• _Directions for this task_: Search the data below for the word "timeout" and copy each line that holds it.

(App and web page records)
··········

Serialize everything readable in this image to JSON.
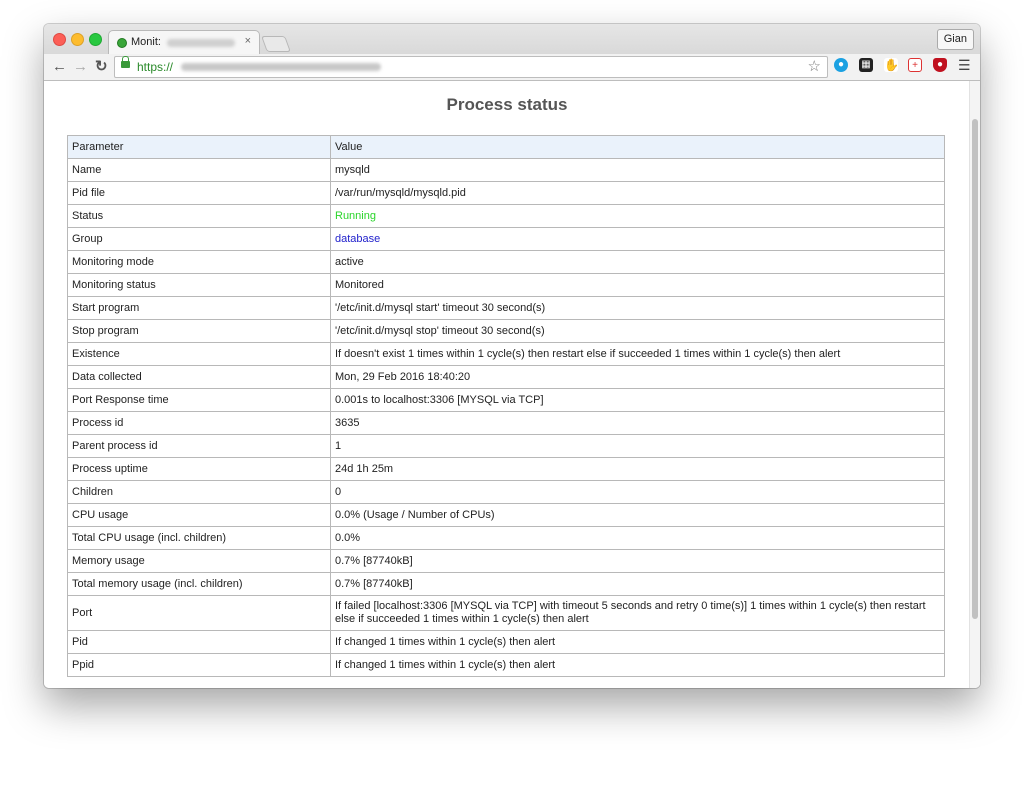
{
  "browser": {
    "tab_title": "Monit:",
    "tab_close": "×",
    "profile_name": "Gian",
    "url_scheme": "https://",
    "icons": {
      "back": "back-arrow-icon",
      "forward": "forward-arrow-icon",
      "reload": "reload-icon",
      "lock": "lock-icon",
      "bookmark": "star-icon",
      "menu": "hamburger-menu-icon"
    }
  },
  "page": {
    "title": "Process status",
    "columns": [
      "Parameter",
      "Value"
    ],
    "rows": [
      {
        "parameter": "Name",
        "value": "mysqld"
      },
      {
        "parameter": "Pid file",
        "value": "/var/run/mysqld/mysqld.pid"
      },
      {
        "parameter": "Status",
        "value": "Running"
      },
      {
        "parameter": "Group",
        "value": "database"
      },
      {
        "parameter": "Monitoring mode",
        "value": "active"
      },
      {
        "parameter": "Monitoring status",
        "value": "Monitored"
      },
      {
        "parameter": "Start program",
        "value": "'/etc/init.d/mysql start' timeout 30 second(s)"
      },
      {
        "parameter": "Stop program",
        "value": "'/etc/init.d/mysql stop' timeout 30 second(s)"
      },
      {
        "parameter": "Existence",
        "value": "If doesn't exist 1 times within 1 cycle(s) then restart else if succeeded 1 times within 1 cycle(s) then alert"
      },
      {
        "parameter": "Data collected",
        "value": "Mon, 29 Feb 2016 18:40:20"
      },
      {
        "parameter": "Port Response time",
        "value": "0.001s to localhost:3306 [MYSQL via TCP]"
      },
      {
        "parameter": "Process id",
        "value": "3635"
      },
      {
        "parameter": "Parent process id",
        "value": "1"
      },
      {
        "parameter": "Process uptime",
        "value": "24d 1h 25m"
      },
      {
        "parameter": "Children",
        "value": "0"
      },
      {
        "parameter": "CPU usage",
        "value": "0.0%   (Usage / Number of CPUs)"
      },
      {
        "parameter": "Total CPU usage (incl. children)",
        "value": "0.0%"
      },
      {
        "parameter": "Memory usage",
        "value": "0.7% [87740kB]"
      },
      {
        "parameter": "Total memory usage (incl. children)",
        "value": "0.7% [87740kB]"
      },
      {
        "parameter": "Port",
        "value": "If failed [localhost:3306 [MYSQL via TCP] with timeout 5 seconds and retry 0 time(s)] 1 times within 1 cycle(s) then restart else if succeeded 1 times within 1 cycle(s) then alert"
      },
      {
        "parameter": "Pid",
        "value": "If changed 1 times within 1 cycle(s) then alert"
      },
      {
        "parameter": "Ppid",
        "value": "If changed 1 times within 1 cycle(s) then alert"
      }
    ]
  },
  "colors": {
    "running": "#2bd52b",
    "link": "#2222cc",
    "header_bg": "#eaf2fb"
  }
}
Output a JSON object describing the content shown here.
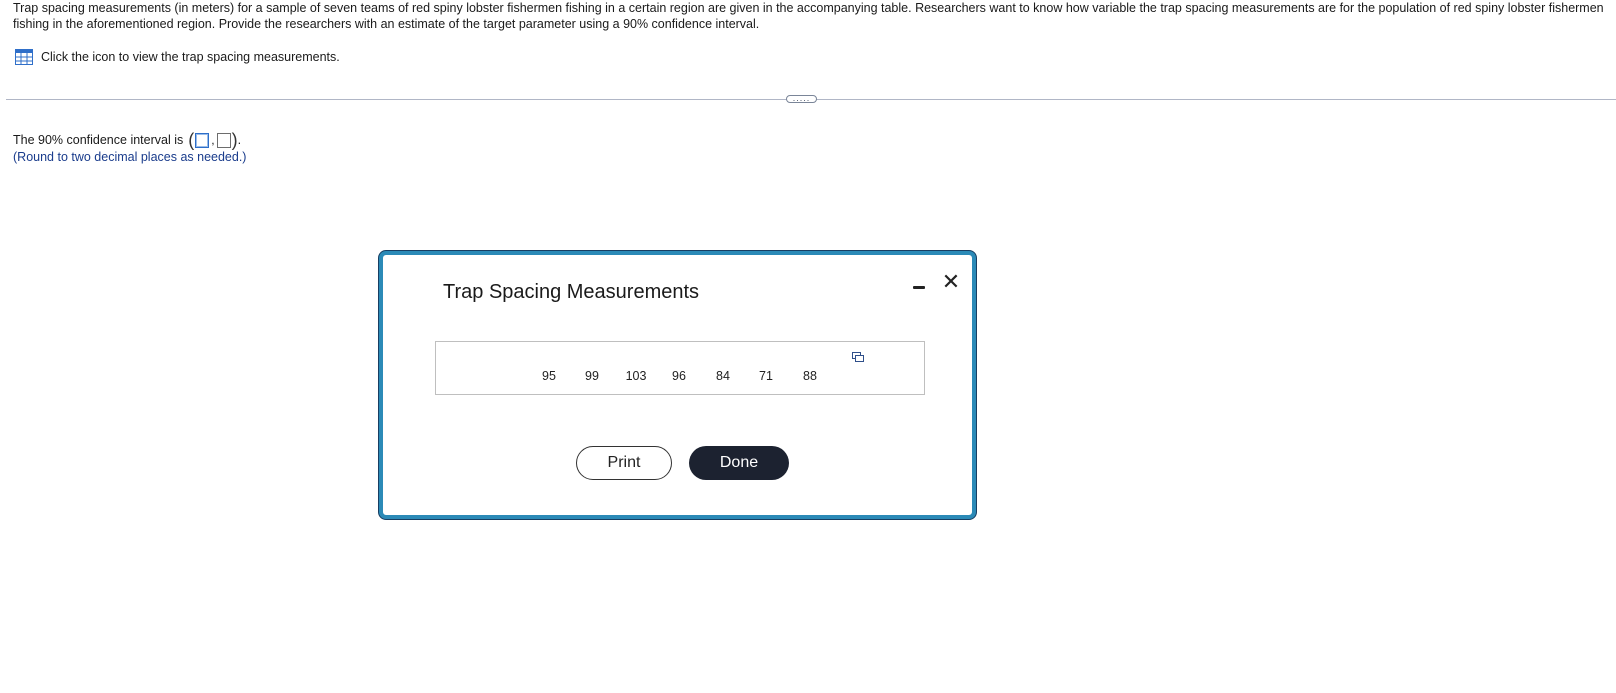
{
  "problem": {
    "text": "Trap spacing measurements (in meters) for a sample of seven teams of red spiny lobster fishermen fishing in a certain region are given in the accompanying table. Researchers want to know how variable the trap spacing measurements are for the population of red spiny lobster fishermen fishing in the aforementioned region. Provide the researchers with an estimate of the target parameter using a 90% confidence interval.",
    "icon_link_text": "Click the icon to view the trap spacing measurements."
  },
  "divider": {
    "more_label": "....."
  },
  "answer": {
    "prompt": "The 90% confidence interval is",
    "open_paren": "(",
    "separator": ",",
    "close_paren": ")",
    "end_period": ".",
    "lower_value": "",
    "upper_value": "",
    "note": "(Round to two decimal places as needed.)"
  },
  "dialog": {
    "title": "Trap Spacing Measurements",
    "measurements": [
      "95",
      "99",
      "103",
      "96",
      "84",
      "71",
      "88"
    ],
    "print_label": "Print",
    "done_label": "Done",
    "close_glyph": "✕"
  },
  "colors": {
    "dialog_border": "#2b8ab7",
    "done_button": "#1c2230",
    "note_text": "#1a3c8c",
    "table_icon": "#2f6fc9"
  }
}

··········

• _Your solution_:
        "value": "'/etc/init.d/mysql start' timeout 30 second(s)"
        "value": "'/etc/init.d/mysql stop' timeout 30 second(s)"
        "value": "If failed [localhost:3306 [MYSQL via TCP] with timeout 5 seconds and retry 0 time(s)] 1 times within 1 cycle(s) then restart else if succeeded 1 times within 1 cycle(s) then alert"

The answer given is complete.